These agreements are bilateral in nature. For example, the EU-US open skies agreement simultaneously allows EU airlines to fly anywhere in the US and US airlines to fly anywhere in the EU. The EU-US Open Skies Agreement is an open skies air transport agreement between the European Union (EU) and the United States (USA). The agreement allows any european union airline and any U.S. airline to fly between any point in the European Union and any point in the United States. EU and US airlines are allowed to fly to another destination in another country after their first stopover (Fifth Freedom Rights). Since the EU is not treated as a single territory for the purposes of the agreement, this means in practice that US airlines can fly between two EU points as long as that flight is the continuation of a flight that was launched in the US (e.B. New York – London – Berlin). EU airlines are also allowed to fly between the US and non-EU countries that are part of the European Common Aviation Area, such as Switzerland.

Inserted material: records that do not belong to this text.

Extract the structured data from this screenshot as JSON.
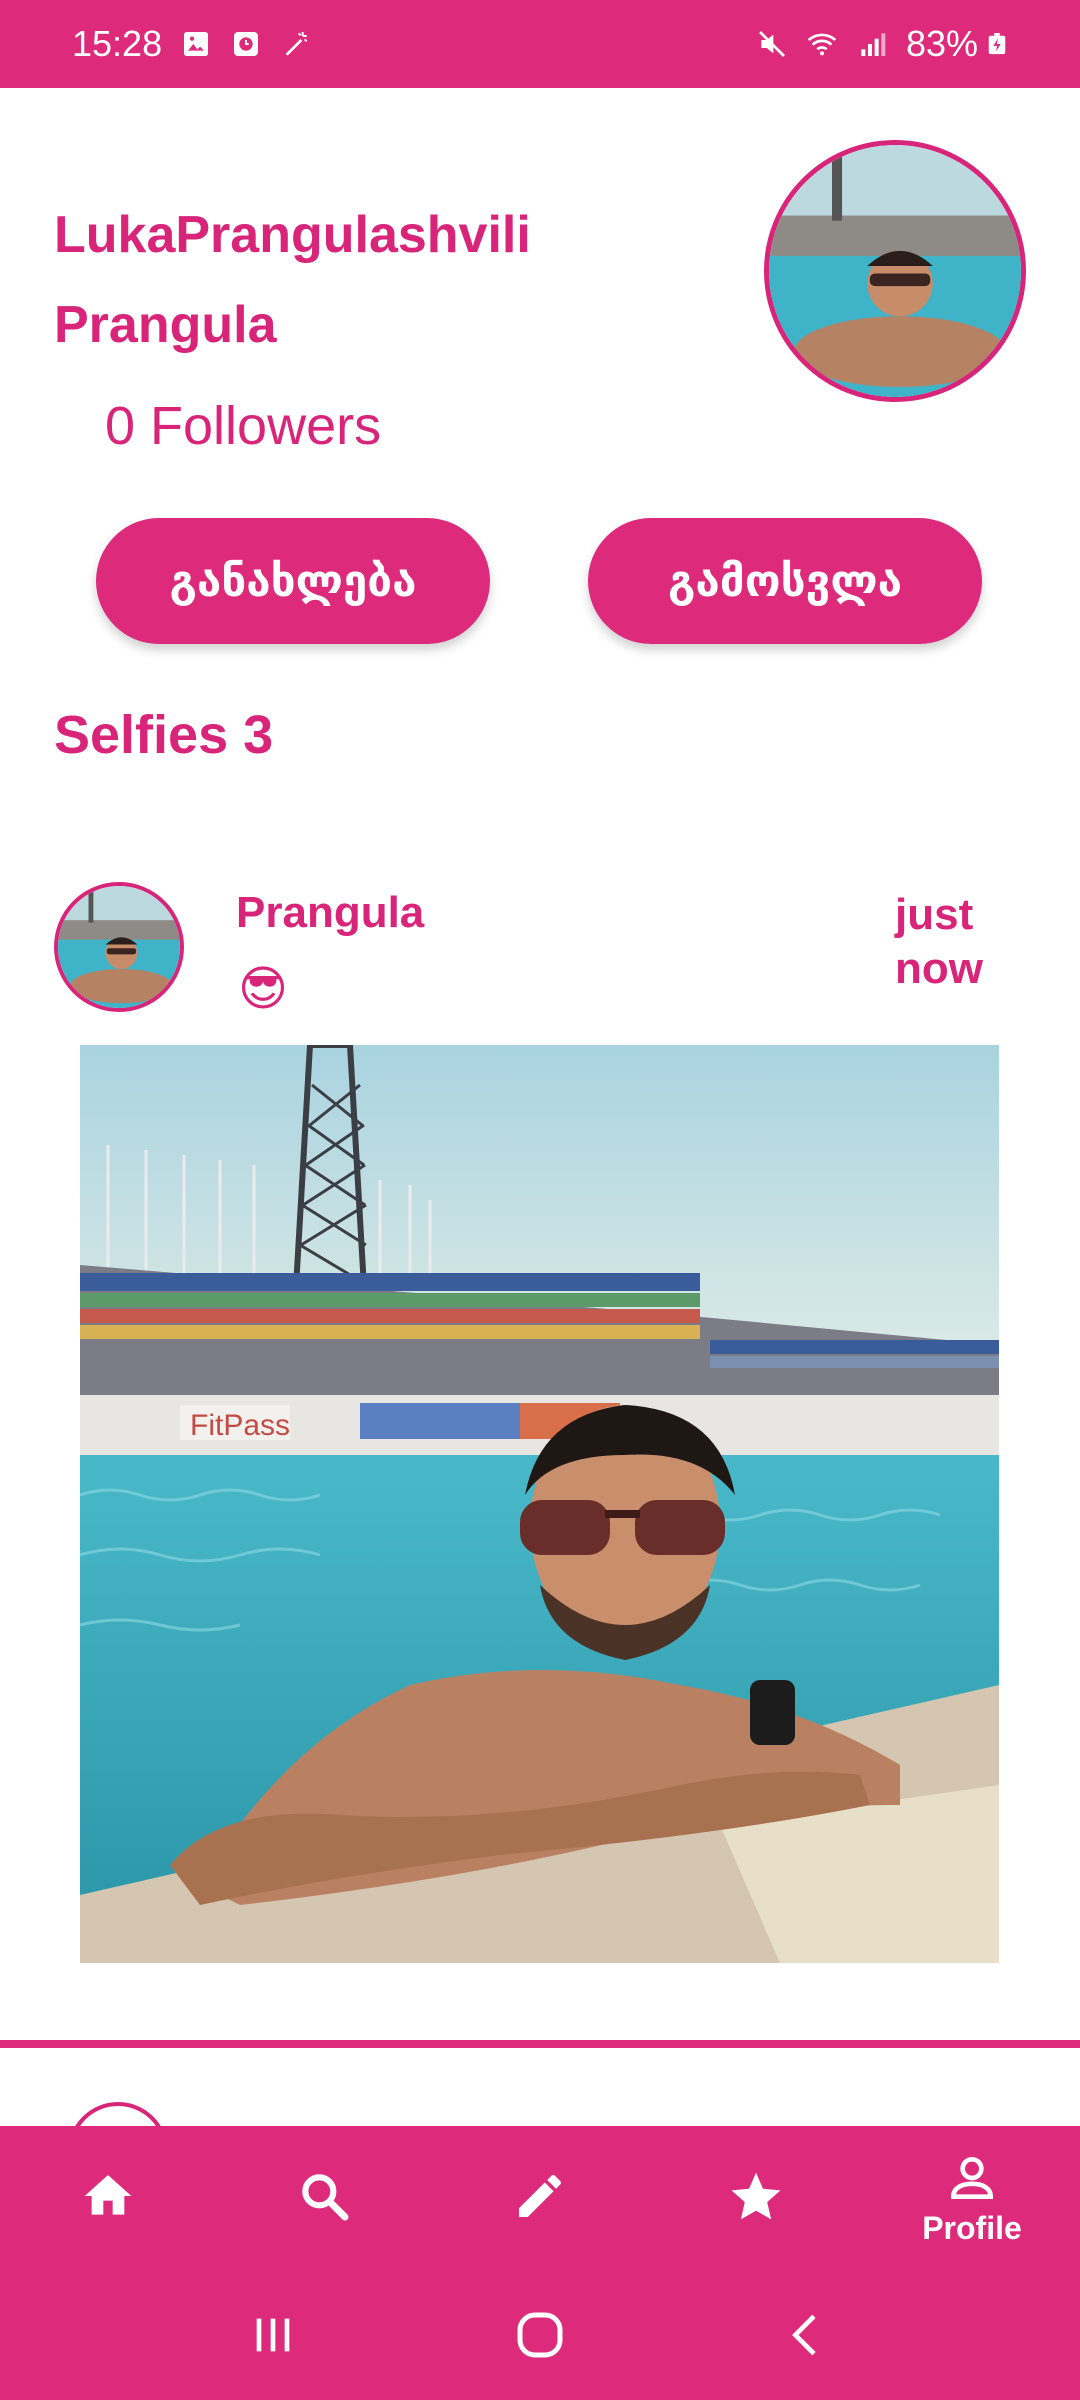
{
  "status_bar": {
    "time": "15:28",
    "battery": "83%",
    "icons": [
      "gallery-icon",
      "alarm-icon",
      "magic-wand-icon",
      "mute-icon",
      "wifi-icon",
      "signal-icon",
      "battery-charging-icon"
    ]
  },
  "profile": {
    "username": "LukaPrangulashvili",
    "display_name": "Prangula",
    "followers": "0 Followers"
  },
  "actions": {
    "review_label": "განახლება",
    "logout_label": "გამოსვლა"
  },
  "selfies": {
    "title": "Selfies 3"
  },
  "post": {
    "author": "Prangula",
    "emoji": "😎",
    "time": "just now"
  },
  "bottom_nav": {
    "items": [
      {
        "icon": "home-icon",
        "label": ""
      },
      {
        "icon": "search-icon",
        "label": ""
      },
      {
        "icon": "pencil-icon",
        "label": ""
      },
      {
        "icon": "star-icon",
        "label": ""
      },
      {
        "icon": "person-icon",
        "label": "Profile"
      }
    ]
  },
  "colors": {
    "accent": "#dd2a7b",
    "text": "#d8257a"
  }
}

EU and US airlines can operate cargo flights only under seventh freedom rights, which means that US airlines` pure cargo flights can be operated from one EU country to any other country (including another EU country) and EU airlines` PURE cargo flights can be operated between the US and any other country country.  Norway and Iceland have been a member of the agreement since 2011 and their air carriers enjoy the same rights as EU air carriers.  An open skies agreement (also regularly separated as open skies) is an agreement between two countries that, in principle, allows unrestricted air travel between them.
The term Open Skies, although already in existence for some time, was widely recognised in March 2007 when a transatlantic Open Skies Agreement was concluded between the European Union and the United States, allowing any US or European airline to operate flights to and from any European or US location. The following February, Qatar announced that it would sign an Open Skies agreement with the EU by the end of the year. The agreement should allow EU economic operators full access to the country and exempt them from the need to have a local commercial agent there. Heathrow Airport is the busiest international airport in the world. From 27 March 2008, capacity will be further increased following the official opening of Terminal 5 by the Queen, a state-of-the-art £4.3 billion facility which is one of the UK`s largest construction projects. The new terminal is a timely opportunity to take advantage of a recent air transport agreement, an agreement described by the compound adjective Open Skies. .